Sometimes in an effort to shield oneself from believing such a thing could happen to their loved one, a supporter will make excuses for why the event occurred.
The clash in pronoun choice (the switch from one to their) makes this clearly anomalous. What exactly could have led to its being written?
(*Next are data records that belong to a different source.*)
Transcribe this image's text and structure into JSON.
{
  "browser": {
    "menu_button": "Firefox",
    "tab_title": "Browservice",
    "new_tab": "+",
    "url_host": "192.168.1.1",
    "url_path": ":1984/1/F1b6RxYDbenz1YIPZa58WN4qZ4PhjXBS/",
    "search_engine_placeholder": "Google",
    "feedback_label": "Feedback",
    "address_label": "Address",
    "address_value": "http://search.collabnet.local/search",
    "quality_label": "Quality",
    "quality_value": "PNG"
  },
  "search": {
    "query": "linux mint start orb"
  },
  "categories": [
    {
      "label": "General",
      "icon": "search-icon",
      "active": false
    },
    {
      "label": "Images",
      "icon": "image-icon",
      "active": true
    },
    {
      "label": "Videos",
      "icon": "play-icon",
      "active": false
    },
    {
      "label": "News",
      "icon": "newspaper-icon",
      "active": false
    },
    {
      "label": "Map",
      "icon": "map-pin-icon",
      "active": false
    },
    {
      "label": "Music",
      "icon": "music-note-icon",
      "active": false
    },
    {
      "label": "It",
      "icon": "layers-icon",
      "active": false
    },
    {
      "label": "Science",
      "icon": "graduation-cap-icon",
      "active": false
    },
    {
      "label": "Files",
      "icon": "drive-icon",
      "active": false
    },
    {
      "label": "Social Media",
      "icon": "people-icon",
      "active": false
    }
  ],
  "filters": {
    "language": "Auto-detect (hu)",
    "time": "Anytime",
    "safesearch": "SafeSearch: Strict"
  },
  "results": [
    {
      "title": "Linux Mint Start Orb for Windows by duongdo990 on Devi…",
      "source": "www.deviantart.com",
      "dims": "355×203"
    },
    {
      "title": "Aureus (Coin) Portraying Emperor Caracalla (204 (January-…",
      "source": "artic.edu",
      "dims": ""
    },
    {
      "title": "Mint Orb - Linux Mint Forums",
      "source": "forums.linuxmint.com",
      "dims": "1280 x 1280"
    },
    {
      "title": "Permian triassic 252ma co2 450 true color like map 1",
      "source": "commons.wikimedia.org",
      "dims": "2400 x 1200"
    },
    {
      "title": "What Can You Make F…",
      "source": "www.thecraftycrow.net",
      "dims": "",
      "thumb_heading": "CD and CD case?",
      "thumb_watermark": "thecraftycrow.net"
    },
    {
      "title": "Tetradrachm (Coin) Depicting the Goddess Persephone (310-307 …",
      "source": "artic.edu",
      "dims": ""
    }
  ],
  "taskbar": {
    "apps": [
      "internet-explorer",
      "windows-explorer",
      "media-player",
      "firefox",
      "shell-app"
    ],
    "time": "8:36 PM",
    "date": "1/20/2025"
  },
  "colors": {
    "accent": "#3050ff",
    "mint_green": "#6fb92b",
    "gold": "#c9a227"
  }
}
I think at least two unease-promoting factors are involved.
First, although everyone knows the indefinite-reference third-person pronoun one, and its inflectional forms one, one's, and oneself, it sounds rather pompous, and one is somewhat reluctant to use it. As soon as one gets into constructing a sentence that requires one to use multiple tokens of one, one finds oneself feeling reluctant to proceed: one is trapped in a linguistic mode that makes one sound as if one is a member of the British royal family, which of course one isn't.
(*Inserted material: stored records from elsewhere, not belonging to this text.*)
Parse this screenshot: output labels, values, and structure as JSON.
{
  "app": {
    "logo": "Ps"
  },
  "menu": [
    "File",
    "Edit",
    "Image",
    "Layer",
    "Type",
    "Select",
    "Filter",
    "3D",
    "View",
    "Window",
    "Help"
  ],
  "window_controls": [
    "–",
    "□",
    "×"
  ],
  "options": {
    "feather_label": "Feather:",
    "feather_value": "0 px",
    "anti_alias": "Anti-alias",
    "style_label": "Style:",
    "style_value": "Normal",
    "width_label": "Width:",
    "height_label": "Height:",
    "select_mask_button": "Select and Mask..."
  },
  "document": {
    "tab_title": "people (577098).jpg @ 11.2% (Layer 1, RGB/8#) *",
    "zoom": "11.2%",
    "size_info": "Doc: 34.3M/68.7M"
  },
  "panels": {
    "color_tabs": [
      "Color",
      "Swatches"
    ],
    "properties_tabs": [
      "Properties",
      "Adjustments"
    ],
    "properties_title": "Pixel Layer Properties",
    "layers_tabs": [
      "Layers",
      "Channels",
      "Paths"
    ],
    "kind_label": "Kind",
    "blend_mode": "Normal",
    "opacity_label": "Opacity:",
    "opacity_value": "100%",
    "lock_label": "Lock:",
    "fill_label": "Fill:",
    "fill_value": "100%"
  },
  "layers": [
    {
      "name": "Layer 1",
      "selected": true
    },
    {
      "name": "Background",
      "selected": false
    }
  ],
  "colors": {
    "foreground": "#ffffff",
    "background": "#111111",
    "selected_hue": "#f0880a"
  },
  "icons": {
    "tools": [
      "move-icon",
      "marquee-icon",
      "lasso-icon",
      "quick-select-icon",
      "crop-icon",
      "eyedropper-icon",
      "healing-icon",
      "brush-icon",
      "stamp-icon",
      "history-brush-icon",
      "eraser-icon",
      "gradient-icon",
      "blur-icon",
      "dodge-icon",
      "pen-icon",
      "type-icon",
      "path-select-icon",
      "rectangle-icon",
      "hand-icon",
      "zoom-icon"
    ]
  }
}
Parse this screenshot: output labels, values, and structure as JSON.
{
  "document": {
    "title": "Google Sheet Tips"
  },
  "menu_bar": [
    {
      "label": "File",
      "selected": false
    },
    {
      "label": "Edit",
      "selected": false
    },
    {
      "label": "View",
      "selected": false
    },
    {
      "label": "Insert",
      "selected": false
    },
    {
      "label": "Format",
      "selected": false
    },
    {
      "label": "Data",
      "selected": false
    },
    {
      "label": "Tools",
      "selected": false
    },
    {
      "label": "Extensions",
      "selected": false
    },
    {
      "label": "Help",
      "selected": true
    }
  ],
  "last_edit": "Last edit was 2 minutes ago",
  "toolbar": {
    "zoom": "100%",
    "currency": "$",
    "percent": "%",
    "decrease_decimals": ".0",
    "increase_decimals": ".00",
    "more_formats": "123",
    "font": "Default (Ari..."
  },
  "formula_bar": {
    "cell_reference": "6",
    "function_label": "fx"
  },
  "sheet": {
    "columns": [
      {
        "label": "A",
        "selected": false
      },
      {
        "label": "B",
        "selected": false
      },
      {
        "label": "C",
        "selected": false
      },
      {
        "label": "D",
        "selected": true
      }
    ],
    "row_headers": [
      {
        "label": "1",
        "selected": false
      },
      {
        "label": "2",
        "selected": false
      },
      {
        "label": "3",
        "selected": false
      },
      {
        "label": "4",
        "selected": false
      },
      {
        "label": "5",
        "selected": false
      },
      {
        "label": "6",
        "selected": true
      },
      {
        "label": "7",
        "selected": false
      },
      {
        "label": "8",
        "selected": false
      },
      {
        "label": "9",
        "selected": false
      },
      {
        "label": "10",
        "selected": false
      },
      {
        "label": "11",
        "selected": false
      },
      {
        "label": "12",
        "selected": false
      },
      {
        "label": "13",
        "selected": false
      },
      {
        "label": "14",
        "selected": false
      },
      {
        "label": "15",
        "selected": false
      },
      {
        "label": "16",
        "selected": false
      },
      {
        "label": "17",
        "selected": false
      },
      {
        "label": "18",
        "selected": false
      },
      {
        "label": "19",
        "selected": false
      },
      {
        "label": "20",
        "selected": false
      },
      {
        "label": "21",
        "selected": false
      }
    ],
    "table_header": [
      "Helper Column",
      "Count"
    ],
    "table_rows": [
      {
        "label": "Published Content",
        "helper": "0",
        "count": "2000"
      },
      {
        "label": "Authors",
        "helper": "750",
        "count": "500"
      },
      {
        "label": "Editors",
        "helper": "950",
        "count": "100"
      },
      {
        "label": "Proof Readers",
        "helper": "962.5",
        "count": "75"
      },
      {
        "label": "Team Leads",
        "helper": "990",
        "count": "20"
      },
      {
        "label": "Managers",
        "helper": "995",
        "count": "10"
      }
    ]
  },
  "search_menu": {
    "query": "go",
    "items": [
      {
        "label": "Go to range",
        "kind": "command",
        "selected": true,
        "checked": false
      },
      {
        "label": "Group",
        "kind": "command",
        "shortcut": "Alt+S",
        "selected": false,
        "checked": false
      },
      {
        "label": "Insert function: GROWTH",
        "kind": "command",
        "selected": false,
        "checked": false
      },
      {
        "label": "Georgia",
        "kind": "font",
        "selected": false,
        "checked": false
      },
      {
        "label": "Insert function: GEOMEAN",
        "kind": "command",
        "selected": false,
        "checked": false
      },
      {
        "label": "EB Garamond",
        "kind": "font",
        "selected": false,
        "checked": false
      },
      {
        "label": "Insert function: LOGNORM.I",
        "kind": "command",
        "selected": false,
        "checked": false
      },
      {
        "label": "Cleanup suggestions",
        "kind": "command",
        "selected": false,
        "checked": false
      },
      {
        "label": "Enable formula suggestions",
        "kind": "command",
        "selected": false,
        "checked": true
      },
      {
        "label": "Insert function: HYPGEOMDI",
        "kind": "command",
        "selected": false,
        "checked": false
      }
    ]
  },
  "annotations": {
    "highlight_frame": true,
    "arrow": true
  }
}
Second, although indefinite-reference they with syntactically singular antecedents (No one should insult their mother) is perfectly natural and idiomatic, we balk at using its reflexive form because we aren't quite sure whether it should be themselves (as with syntactically plural antecedents, when it denotes a group of entities in the ordinary way) or themself (which certainly exists and has been used for hundreds of years but is currently rather rare and might be regarded as non-standard).
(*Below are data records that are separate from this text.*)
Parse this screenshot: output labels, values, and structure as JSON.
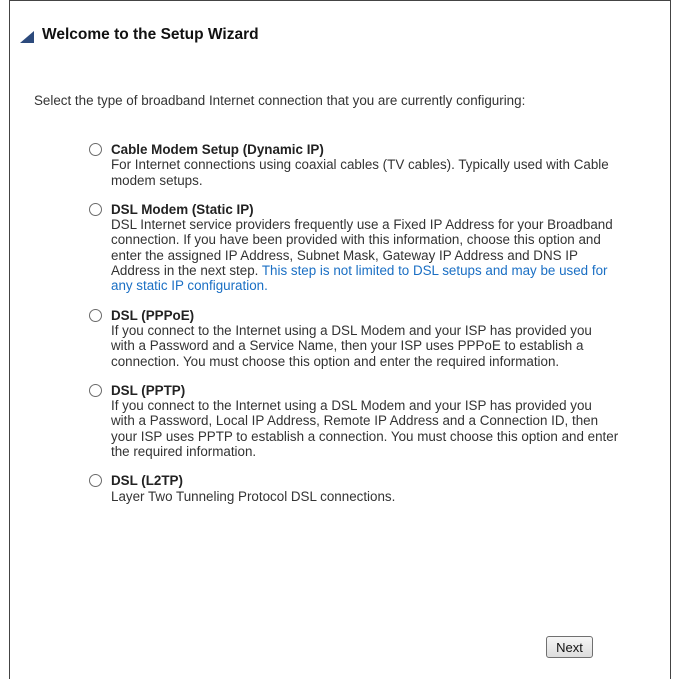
{
  "header": {
    "title": "Welcome to the Setup Wizard"
  },
  "intro": "Select the type of broadband Internet connection that you are currently configuring:",
  "options": [
    {
      "title": "Cable Modem Setup (Dynamic IP)",
      "desc": "For Internet connections using coaxial cables (TV cables). Typically used with Cable modem setups."
    },
    {
      "title": "DSL Modem (Static IP)",
      "desc": "DSL Internet service providers frequently use a Fixed IP Address for your Broadband connection. If you have been provided with this information, choose this option and enter the assigned IP Address, Subnet Mask, Gateway IP Address and DNS IP Address in the next step.",
      "note": "This step is not limited to DSL setups and may be used for any static IP configuration."
    },
    {
      "title": "DSL (PPPoE)",
      "desc": "If you connect to the Internet using a DSL Modem and your ISP has provided you with a Password and a Service Name, then your ISP uses PPPoE to establish a connection. You must choose this option and enter the required information."
    },
    {
      "title": "DSL (PPTP)",
      "desc": "If you connect to the Internet using a DSL Modem and your ISP has provided you with a Password, Local IP Address, Remote IP Address and a Connection ID, then your ISP uses PPTP to establish a connection. You must choose this option and enter the required information."
    },
    {
      "title": "DSL (L2TP)",
      "desc": "Layer Two Tunneling Protocol DSL connections."
    }
  ],
  "next_label": "Next",
  "colors": {
    "accent_triangle": "#2c4a7c",
    "link_blue": "#1a6fc4"
  }
}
So the hapless writer must have started writing this sentence:
And promptly found that two occurrences of pronominal one in a row followed by loved one (which contains the common noun one, a different item) was one one too much for one.
The alternative would have been to try this:
That not only has the potentially deprecated singular reflexive themself, which broadly I would favor, it uses it cataphorically: the reflexive pronoun comes before its antecedent (their), which itself is a cataphoric pronoun, preceding its own antecedent (a supporter). That all makes the use of singular they rather salient, and may have given the writer pause. And of course it is no better to write this instead:
That has the same problem, plus another one: the cataphoric themselves clearly sets the reader up to expect a plural antecedent, because of its visibly plural morphological form, but then there turns out not to be one, and the singular ultimate antecedent. a supporter comes as rather a shock.
What is left as an alternative? The appallingly clumsy disjunctive he or she would be one possibility:
That is so grotesquely clumsy that I don't think any writer of conscience could stomach it.
Writing English prose isn't easy, is it? I leave comments open below to allow readers to experiment with rewriting the sentence so that it is smooth and idiomatic and not susceptible to prescriptive quibbles or style criticism.